### Task statement
Would you return the data below exactly as it stands, with every picture left out?
★ ★ ★ ★ ★ ★ ★
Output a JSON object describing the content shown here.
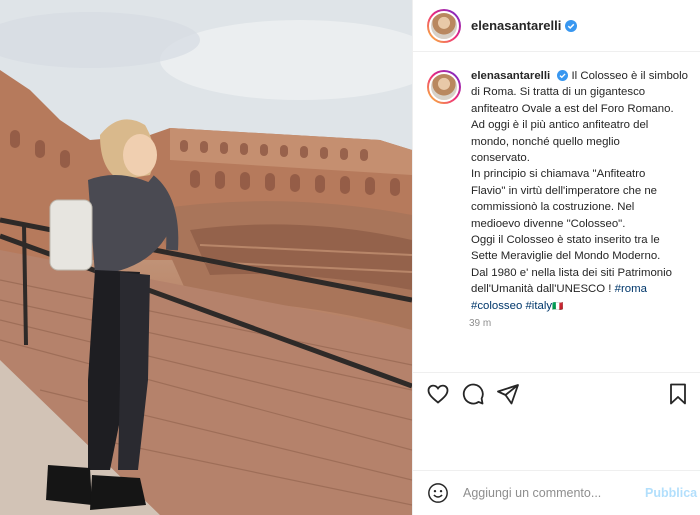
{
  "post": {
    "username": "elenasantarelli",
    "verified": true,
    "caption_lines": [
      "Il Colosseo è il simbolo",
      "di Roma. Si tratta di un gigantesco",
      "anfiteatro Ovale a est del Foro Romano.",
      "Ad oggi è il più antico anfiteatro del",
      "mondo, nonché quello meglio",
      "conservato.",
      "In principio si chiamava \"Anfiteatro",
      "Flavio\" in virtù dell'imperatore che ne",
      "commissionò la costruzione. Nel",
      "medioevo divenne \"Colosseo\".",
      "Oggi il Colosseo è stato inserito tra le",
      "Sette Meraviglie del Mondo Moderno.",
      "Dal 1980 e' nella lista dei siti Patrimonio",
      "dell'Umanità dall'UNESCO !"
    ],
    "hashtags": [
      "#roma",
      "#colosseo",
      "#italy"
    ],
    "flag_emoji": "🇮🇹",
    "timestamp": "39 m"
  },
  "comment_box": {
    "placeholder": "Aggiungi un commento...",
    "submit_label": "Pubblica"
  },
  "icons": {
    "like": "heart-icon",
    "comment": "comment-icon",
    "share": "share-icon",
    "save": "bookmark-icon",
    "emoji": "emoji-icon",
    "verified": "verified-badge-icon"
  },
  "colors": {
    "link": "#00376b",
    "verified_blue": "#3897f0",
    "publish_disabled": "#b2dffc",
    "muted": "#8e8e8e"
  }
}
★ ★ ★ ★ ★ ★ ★
### Output of the task
Output a JSON object describing the content shown here.
{
  "post": {
    "username": "elenasantarelli",
    "verified": true,
    "caption_lines": [
      "Il Colosseo è il simbolo",
      "di Roma. Si tratta di un gigantesco",
      "anfiteatro Ovale a est del Foro Romano.",
      "Ad oggi è il più antico anfiteatro del",
      "mondo, nonché quello meglio",
      "conservato.",
      "In principio si chiamava \"Anfiteatro",
      "Flavio\" in virtù dell'imperatore che ne",
      "commissionò la costruzione. Nel",
      "medioevo divenne \"Colosseo\".",
      "Oggi il Colosseo è stato inserito tra le",
      "Sette Meraviglie del Mondo Moderno.",
      "Dal 1980 e' nella lista dei siti Patrimonio",
      "dell'Umanità dall'UNESCO !"
    ],
    "hashtags": [
      "#roma",
      "#colosseo",
      "#italy"
    ],
    "flag_emoji": "🇮🇹",
    "timestamp": "39 m"
  },
  "comment_box": {
    "placeholder": "Aggiungi un commento...",
    "submit_label": "Pubblica"
  },
  "icons": {
    "like": "heart-icon",
    "comment": "comment-icon",
    "share": "share-icon",
    "save": "bookmark-icon",
    "emoji": "emoji-icon",
    "verified": "verified-badge-icon"
  },
  "colors": {
    "link": "#00376b",
    "verified_blue": "#3897f0",
    "publish_disabled": "#b2dffc",
    "muted": "#8e8e8e"
  }
}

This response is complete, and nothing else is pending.